Requirement:
Only an exact copy of the listing below will do.

Given data:
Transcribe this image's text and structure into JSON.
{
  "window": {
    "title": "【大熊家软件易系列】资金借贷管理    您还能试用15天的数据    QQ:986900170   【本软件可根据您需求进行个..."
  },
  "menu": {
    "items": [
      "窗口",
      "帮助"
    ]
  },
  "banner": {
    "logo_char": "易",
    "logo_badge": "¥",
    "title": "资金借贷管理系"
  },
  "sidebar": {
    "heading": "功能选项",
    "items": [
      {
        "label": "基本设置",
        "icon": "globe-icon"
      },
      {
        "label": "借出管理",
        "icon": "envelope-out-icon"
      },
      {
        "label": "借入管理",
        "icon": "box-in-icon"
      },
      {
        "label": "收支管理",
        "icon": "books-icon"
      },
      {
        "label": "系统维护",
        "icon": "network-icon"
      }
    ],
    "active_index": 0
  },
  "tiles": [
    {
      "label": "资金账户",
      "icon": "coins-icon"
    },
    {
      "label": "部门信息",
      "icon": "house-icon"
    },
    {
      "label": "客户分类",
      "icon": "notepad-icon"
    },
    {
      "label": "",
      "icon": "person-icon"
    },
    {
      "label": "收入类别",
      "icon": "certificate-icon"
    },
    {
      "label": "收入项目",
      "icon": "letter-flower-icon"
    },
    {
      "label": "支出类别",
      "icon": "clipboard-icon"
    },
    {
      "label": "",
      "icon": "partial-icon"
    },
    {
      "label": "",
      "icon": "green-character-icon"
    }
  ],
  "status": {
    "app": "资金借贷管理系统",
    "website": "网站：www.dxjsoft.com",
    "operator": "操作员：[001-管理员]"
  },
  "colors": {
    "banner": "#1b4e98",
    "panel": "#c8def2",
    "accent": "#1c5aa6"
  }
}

Task response:
Transcribe this image's text and structure into JSON.
{
  "window": {
    "title": "【大熊家软件易系列】资金借贷管理    您还能试用15天的数据    QQ:986900170   【本软件可根据您需求进行个..."
  },
  "menu": {
    "items": [
      "窗口",
      "帮助"
    ]
  },
  "banner": {
    "logo_char": "易",
    "logo_badge": "¥",
    "title": "资金借贷管理系"
  },
  "sidebar": {
    "heading": "功能选项",
    "items": [
      {
        "label": "基本设置",
        "icon": "globe-icon"
      },
      {
        "label": "借出管理",
        "icon": "envelope-out-icon"
      },
      {
        "label": "借入管理",
        "icon": "box-in-icon"
      },
      {
        "label": "收支管理",
        "icon": "books-icon"
      },
      {
        "label": "系统维护",
        "icon": "network-icon"
      }
    ],
    "active_index": 0
  },
  "tiles": [
    {
      "label": "资金账户",
      "icon": "coins-icon"
    },
    {
      "label": "部门信息",
      "icon": "house-icon"
    },
    {
      "label": "客户分类",
      "icon": "notepad-icon"
    },
    {
      "label": "",
      "icon": "person-icon"
    },
    {
      "label": "收入类别",
      "icon": "certificate-icon"
    },
    {
      "label": "收入项目",
      "icon": "letter-flower-icon"
    },
    {
      "label": "支出类别",
      "icon": "clipboard-icon"
    },
    {
      "label": "",
      "icon": "partial-icon"
    },
    {
      "label": "",
      "icon": "green-character-icon"
    }
  ],
  "status": {
    "app": "资金借贷管理系统",
    "website": "网站：www.dxjsoft.com",
    "operator": "操作员：[001-管理员]"
  },
  "colors": {
    "banner": "#1b4e98",
    "panel": "#c8def2",
    "accent": "#1c5aa6"
  }
}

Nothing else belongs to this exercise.